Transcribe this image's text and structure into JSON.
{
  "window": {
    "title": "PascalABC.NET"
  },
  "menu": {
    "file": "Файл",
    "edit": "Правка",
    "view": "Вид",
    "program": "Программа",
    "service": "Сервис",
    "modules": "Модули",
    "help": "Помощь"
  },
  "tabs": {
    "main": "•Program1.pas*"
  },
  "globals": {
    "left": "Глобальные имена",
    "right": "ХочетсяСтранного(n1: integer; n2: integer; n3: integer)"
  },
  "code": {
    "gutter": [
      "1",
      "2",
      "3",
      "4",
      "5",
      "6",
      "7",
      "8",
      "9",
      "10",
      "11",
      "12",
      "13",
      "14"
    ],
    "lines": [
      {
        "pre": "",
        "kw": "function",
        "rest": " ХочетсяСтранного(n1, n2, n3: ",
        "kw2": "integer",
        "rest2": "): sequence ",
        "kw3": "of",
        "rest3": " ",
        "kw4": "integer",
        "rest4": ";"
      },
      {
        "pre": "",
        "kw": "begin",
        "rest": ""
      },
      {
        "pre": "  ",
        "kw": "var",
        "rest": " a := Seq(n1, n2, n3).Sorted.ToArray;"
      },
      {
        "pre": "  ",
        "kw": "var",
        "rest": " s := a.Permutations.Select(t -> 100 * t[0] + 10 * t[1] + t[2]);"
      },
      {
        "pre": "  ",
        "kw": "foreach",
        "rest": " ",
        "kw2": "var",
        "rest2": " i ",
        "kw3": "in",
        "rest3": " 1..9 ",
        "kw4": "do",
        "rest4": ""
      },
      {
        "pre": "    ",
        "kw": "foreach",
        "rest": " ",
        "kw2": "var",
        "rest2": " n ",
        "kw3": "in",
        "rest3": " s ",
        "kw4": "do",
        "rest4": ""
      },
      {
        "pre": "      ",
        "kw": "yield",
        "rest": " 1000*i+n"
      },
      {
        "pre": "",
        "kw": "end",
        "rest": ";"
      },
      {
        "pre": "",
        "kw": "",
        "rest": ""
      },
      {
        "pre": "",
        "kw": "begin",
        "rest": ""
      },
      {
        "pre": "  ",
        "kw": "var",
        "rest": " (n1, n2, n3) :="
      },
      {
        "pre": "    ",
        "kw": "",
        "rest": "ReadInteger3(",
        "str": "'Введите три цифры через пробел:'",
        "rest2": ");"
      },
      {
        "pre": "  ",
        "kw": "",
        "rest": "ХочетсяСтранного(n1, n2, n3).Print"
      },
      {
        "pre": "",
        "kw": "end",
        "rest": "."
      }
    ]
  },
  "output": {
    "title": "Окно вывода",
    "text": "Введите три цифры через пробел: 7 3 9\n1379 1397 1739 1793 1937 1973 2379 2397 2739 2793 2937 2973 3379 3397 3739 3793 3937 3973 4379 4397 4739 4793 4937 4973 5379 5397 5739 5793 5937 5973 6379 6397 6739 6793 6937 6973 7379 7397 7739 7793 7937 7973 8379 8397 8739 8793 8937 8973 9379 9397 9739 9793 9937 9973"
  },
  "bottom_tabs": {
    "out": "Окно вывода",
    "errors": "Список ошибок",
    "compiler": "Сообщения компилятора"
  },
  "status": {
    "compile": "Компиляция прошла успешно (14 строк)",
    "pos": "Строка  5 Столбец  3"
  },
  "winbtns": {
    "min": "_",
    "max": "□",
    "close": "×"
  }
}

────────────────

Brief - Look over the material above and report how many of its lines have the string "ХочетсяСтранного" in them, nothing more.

Response area - 3